TASK GOAL
Line by line, give the data again exactly as it appears.

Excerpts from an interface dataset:
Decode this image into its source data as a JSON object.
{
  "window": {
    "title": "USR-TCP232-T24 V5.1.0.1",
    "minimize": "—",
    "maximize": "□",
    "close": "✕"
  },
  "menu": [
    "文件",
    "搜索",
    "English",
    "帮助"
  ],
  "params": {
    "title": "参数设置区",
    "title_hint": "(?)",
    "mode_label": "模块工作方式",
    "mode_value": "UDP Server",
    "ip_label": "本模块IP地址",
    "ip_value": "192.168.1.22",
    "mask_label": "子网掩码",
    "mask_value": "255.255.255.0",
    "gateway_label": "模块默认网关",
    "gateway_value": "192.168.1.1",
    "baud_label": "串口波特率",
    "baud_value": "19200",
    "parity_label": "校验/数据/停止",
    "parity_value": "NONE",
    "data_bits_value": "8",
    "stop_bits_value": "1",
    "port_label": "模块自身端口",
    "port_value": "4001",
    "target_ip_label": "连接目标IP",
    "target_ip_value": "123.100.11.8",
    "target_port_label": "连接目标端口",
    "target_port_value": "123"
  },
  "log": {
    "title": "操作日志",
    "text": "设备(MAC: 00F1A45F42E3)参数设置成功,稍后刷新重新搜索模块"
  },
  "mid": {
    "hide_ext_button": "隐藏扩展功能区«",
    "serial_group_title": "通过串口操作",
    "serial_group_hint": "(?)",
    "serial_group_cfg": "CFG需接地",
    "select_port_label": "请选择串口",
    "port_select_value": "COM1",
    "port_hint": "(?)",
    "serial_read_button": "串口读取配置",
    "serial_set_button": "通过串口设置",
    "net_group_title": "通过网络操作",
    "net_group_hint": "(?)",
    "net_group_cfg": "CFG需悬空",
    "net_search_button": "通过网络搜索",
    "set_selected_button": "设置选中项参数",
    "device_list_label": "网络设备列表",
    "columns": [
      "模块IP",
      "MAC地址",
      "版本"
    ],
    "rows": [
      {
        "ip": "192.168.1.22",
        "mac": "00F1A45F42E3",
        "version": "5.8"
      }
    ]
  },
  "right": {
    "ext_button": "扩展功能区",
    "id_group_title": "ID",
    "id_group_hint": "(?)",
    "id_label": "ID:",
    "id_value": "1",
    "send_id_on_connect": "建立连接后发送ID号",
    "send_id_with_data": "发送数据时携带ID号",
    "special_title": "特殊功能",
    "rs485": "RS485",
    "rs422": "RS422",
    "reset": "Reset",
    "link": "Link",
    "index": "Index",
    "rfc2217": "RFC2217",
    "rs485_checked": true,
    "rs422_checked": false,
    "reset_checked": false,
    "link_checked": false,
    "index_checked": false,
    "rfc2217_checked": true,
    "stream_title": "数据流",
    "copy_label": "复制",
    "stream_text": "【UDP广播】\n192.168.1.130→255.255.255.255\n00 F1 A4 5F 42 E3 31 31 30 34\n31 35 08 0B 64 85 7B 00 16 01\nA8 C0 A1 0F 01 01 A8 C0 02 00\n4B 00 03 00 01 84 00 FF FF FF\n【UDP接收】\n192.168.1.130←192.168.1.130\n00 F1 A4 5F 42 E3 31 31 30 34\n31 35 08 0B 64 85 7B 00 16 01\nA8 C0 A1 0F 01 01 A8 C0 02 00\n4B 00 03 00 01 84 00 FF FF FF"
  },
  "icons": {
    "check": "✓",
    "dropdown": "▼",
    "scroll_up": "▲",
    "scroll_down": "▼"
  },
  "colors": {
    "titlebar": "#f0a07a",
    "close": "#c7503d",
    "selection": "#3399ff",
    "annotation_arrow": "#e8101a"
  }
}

RESPONSE BOX
Decode this image into its source data as a JSON object.
{
  "window": {
    "title": "USR-TCP232-T24 V5.1.0.1",
    "minimize": "—",
    "maximize": "□",
    "close": "✕"
  },
  "menu": [
    "文件",
    "搜索",
    "English",
    "帮助"
  ],
  "params": {
    "title": "参数设置区",
    "title_hint": "(?)",
    "mode_label": "模块工作方式",
    "mode_value": "UDP Server",
    "ip_label": "本模块IP地址",
    "ip_value": "192.168.1.22",
    "mask_label": "子网掩码",
    "mask_value": "255.255.255.0",
    "gateway_label": "模块默认网关",
    "gateway_value": "192.168.1.1",
    "baud_label": "串口波特率",
    "baud_value": "19200",
    "parity_label": "校验/数据/停止",
    "parity_value": "NONE",
    "data_bits_value": "8",
    "stop_bits_value": "1",
    "port_label": "模块自身端口",
    "port_value": "4001",
    "target_ip_label": "连接目标IP",
    "target_ip_value": "123.100.11.8",
    "target_port_label": "连接目标端口",
    "target_port_value": "123"
  },
  "log": {
    "title": "操作日志",
    "text": "设备(MAC: 00F1A45F42E3)参数设置成功,稍后刷新重新搜索模块"
  },
  "mid": {
    "hide_ext_button": "隐藏扩展功能区«",
    "serial_group_title": "通过串口操作",
    "serial_group_hint": "(?)",
    "serial_group_cfg": "CFG需接地",
    "select_port_label": "请选择串口",
    "port_select_value": "COM1",
    "port_hint": "(?)",
    "serial_read_button": "串口读取配置",
    "serial_set_button": "通过串口设置",
    "net_group_title": "通过网络操作",
    "net_group_hint": "(?)",
    "net_group_cfg": "CFG需悬空",
    "net_search_button": "通过网络搜索",
    "set_selected_button": "设置选中项参数",
    "device_list_label": "网络设备列表",
    "columns": [
      "模块IP",
      "MAC地址",
      "版本"
    ],
    "rows": [
      {
        "ip": "192.168.1.22",
        "mac": "00F1A45F42E3",
        "version": "5.8"
      }
    ]
  },
  "right": {
    "ext_button": "扩展功能区",
    "id_group_title": "ID",
    "id_group_hint": "(?)",
    "id_label": "ID:",
    "id_value": "1",
    "send_id_on_connect": "建立连接后发送ID号",
    "send_id_with_data": "发送数据时携带ID号",
    "special_title": "特殊功能",
    "rs485": "RS485",
    "rs422": "RS422",
    "reset": "Reset",
    "link": "Link",
    "index": "Index",
    "rfc2217": "RFC2217",
    "rs485_checked": true,
    "rs422_checked": false,
    "reset_checked": false,
    "link_checked": false,
    "index_checked": false,
    "rfc2217_checked": true,
    "stream_title": "数据流",
    "copy_label": "复制",
    "stream_text": "【UDP广播】\n192.168.1.130→255.255.255.255\n00 F1 A4 5F 42 E3 31 31 30 34\n31 35 08 0B 64 85 7B 00 16 01\nA8 C0 A1 0F 01 01 A8 C0 02 00\n4B 00 03 00 01 84 00 FF FF FF\n【UDP接收】\n192.168.1.130←192.168.1.130\n00 F1 A4 5F 42 E3 31 31 30 34\n31 35 08 0B 64 85 7B 00 16 01\nA8 C0 A1 0F 01 01 A8 C0 02 00\n4B 00 03 00 01 84 00 FF FF FF"
  },
  "icons": {
    "check": "✓",
    "dropdown": "▼",
    "scroll_up": "▲",
    "scroll_down": "▼"
  },
  "colors": {
    "titlebar": "#f0a07a",
    "close": "#c7503d",
    "selection": "#3399ff",
    "annotation_arrow": "#e8101a"
  }
}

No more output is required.